Ghana and Emirates National Oil Company are negotiating a barter agreement that would allow the West African country to pay for fuel with gold.
According to Kabiru Mahama, a vice president’s economic adviser, the administration secured a “tentative” arrangement with the oil company based in Dubai.
As it builds up its bullion reserves to be used to import fuel and lessen demand for dollars after its currency fell 57% this year, Ghana, Africa’s second-largest producer of gold, ordered large mining companies last week to sell 20% of the metal they refine to the central bank starting on January 1.
In a phone interview on Friday, Mr. Mahama stated, “We’re open to any foreign oil trading company that is interested.”
“All of our oil product demands would be converted to gold beginning in October.”
The barter system is seen as a solution for Ghana, whose economy is struggling to stabilize, to stop the decline of the cedi, the worst-performing currency among those monitored by Bloomberg.
The nation’s foreign exchange reserves are being depleted and inflation is being fueled by the sinking cedi.
In the meantime, President Nana Akufo-administration Addo’s plans to ask foreign bondholders to accept losses on their investments in order to open the door for an International Monetary Fund bailout after losing access to global capital markets this year due to skyrocketing debt and loan-service costs.
An email and a phone message seeking comment received no immediate response from ENOC. A request for comment sent through email was also not quickly answered by Dubai’s government, which owns ENOC.
The gold trade has a long history with Dubai. Critics assert that regulatory gaps allow bullion that has been smuggled out of conflict zones and used for money laundering to be exchanged in the city, but Dubai’s commodities exchange has refuted those assertions.
The United Arab Emirates’ nationally run anti-money laundering reporting system was expanded to include gold dealing last year.
According to Steve Opata, director of financial markets at the Bank of Ghana, “ENOC is interested in giving us refined oil for gold.”

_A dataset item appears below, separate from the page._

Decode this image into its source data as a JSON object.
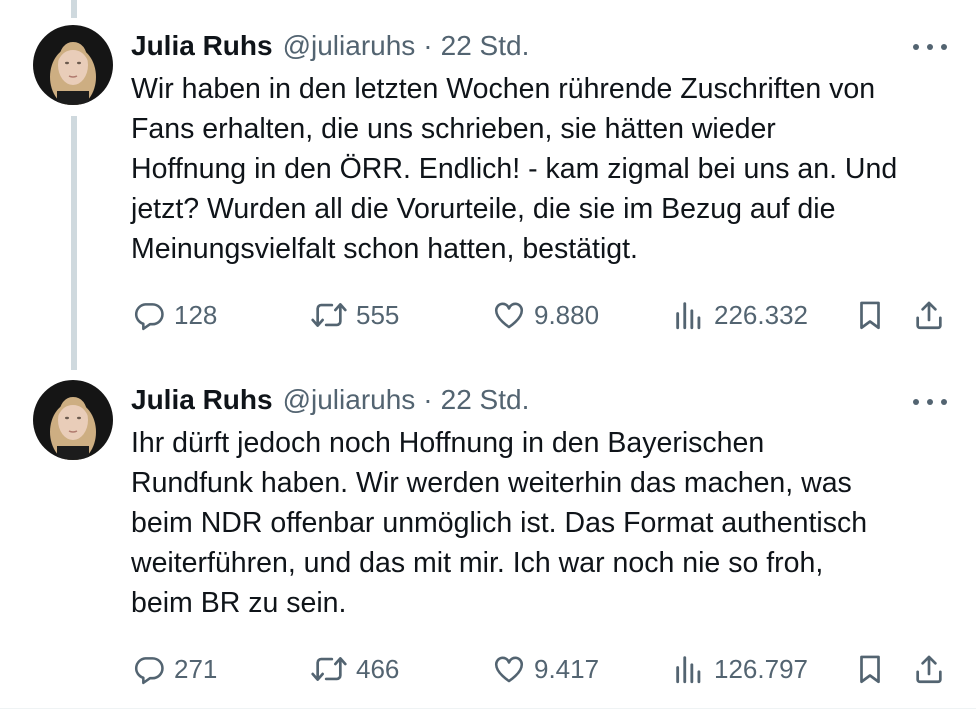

“We will give them the equivalent in gold, based on the amounts they have agreed to provide us. This program is between governments.
Ghana imports goods worth $10 billion a year, 48%

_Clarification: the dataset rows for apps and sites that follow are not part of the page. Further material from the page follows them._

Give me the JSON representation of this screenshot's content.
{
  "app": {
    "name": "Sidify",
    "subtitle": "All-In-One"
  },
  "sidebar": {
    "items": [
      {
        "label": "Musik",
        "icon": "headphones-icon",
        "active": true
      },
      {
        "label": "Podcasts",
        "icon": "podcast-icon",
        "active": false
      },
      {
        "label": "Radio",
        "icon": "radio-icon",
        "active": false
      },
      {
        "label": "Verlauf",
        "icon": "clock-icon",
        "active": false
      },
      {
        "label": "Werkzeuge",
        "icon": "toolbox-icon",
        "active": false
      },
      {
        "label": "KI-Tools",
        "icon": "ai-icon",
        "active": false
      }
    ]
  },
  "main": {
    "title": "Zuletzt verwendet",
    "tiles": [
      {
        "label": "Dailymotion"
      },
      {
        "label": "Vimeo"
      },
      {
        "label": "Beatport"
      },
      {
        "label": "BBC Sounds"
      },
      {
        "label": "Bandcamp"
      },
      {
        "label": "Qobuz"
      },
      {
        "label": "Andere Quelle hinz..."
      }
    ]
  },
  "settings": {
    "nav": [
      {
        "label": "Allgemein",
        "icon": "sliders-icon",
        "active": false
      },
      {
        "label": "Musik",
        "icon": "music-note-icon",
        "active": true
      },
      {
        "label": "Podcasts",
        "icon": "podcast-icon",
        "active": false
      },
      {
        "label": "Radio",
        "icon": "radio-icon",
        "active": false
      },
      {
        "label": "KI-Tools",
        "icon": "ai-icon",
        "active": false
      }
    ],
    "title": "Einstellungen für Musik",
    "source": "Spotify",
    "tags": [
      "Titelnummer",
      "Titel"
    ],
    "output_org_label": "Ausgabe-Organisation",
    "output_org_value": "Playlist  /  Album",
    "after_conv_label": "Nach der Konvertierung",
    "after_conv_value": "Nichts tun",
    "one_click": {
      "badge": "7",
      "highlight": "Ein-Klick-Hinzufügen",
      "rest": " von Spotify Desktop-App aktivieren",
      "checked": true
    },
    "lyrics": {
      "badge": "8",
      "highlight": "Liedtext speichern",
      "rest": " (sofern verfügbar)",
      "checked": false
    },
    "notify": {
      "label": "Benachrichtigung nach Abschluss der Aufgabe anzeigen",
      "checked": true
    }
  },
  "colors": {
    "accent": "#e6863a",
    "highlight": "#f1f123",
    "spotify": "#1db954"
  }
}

The government anticipates that exchanging gold for refined crude will aid in the recovery of its gross international reserves, which fell to $6.7 billion at the end of October from $10.8 billion a year earlier, or barely 2.9 months’ worth of imports.
As a result of the falling currency, inflation increased to 40.4% in October. The central bank responded by increasing borrowing costs by 250 basis points to 27%, the highest level in more than 19 years.
The gold will be purchased in cedis by the Bank of Ghana from the mining firms. For the first time in 60 years, Ghana started purchasing gold last year to increase its foreign exchange reserves. The most recent action increases the buying.
In a Facebook post, Bawumia stated that “if we implement it as envisioned, it will radically impact our balance of payments.”
Dollar demand from oil importers The depreciation of the cedi and rises in the cost of living, including higher prices for petrol, transportation, and utilities, he claimed, are caused by depleting foreign exchange reserves.